* _TASK INSTRUCTIONS_:
Only lines containing the word "label" belong in the answer; copy each one from the records.

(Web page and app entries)
=====

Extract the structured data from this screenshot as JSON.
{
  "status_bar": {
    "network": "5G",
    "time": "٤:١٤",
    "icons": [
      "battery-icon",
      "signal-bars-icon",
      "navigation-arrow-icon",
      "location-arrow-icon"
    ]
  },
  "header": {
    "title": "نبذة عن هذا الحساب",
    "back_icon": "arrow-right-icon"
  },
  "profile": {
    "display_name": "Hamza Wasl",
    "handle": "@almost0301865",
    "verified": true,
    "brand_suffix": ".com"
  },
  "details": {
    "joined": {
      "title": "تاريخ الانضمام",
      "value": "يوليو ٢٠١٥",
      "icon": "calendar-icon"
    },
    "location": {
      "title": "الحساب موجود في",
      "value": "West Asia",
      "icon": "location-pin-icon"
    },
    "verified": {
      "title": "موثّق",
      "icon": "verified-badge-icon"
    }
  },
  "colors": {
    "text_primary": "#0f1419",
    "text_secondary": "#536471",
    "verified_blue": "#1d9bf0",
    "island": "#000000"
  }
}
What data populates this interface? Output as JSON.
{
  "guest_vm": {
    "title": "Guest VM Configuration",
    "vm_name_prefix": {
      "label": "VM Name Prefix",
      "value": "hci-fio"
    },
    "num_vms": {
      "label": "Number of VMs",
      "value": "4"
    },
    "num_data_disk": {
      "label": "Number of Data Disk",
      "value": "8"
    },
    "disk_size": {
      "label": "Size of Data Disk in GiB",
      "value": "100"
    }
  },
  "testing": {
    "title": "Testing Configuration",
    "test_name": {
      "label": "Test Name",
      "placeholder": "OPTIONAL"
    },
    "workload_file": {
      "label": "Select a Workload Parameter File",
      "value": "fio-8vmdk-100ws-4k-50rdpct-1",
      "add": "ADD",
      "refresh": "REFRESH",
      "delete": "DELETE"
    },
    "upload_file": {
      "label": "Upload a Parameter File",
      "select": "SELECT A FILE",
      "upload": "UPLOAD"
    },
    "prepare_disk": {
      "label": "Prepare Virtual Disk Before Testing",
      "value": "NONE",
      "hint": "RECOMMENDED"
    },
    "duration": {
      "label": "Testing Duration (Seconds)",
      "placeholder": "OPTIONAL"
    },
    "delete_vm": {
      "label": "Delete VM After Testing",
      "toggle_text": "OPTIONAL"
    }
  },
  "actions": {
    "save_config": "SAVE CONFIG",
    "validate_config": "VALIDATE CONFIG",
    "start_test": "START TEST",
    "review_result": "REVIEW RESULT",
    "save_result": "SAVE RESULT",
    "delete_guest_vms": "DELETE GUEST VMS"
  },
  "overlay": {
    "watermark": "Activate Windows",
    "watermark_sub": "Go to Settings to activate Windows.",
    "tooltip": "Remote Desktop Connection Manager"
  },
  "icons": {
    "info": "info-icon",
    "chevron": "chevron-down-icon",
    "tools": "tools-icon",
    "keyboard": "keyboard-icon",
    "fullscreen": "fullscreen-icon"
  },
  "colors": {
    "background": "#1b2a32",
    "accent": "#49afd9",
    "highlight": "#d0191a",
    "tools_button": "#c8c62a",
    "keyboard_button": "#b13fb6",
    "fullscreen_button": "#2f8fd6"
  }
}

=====

* _PROBLEM SOLUTION_:
      "label": "VM Name Prefix",
      "label": "Number of VMs",
      "label": "Number of Data Disk",
      "label": "Size of Data Disk in GiB",
      "label": "Test Name",
      "label": "Select a Workload Parameter File",
      "label": "Upload a Parameter File",
      "label": "Prepare Virtual Disk Before Testing",
      "label": "Testing Duration (Seconds)",
      "label": "Delete VM After Testing",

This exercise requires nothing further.